(Stored dataset items)
################
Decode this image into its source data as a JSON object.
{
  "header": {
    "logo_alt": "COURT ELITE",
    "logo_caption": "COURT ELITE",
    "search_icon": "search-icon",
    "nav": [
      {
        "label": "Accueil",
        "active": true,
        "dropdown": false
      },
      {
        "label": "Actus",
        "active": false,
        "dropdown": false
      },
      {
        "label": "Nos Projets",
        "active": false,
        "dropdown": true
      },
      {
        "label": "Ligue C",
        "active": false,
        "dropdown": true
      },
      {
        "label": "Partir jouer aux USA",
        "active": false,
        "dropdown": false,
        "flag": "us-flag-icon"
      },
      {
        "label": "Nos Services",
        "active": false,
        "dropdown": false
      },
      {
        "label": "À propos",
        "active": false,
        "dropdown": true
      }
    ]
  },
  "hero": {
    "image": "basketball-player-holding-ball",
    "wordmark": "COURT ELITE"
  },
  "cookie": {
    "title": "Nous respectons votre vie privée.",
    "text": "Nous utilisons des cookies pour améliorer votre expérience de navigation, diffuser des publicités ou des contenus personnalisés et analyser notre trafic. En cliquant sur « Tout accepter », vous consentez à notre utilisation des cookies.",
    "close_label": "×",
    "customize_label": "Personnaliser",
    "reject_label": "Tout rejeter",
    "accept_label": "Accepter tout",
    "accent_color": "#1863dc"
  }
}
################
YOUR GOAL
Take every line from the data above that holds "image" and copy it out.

TASK RESPONSE
Decode this image into its source data as a JSON object.
    "image": "basketball-player-holding-ball",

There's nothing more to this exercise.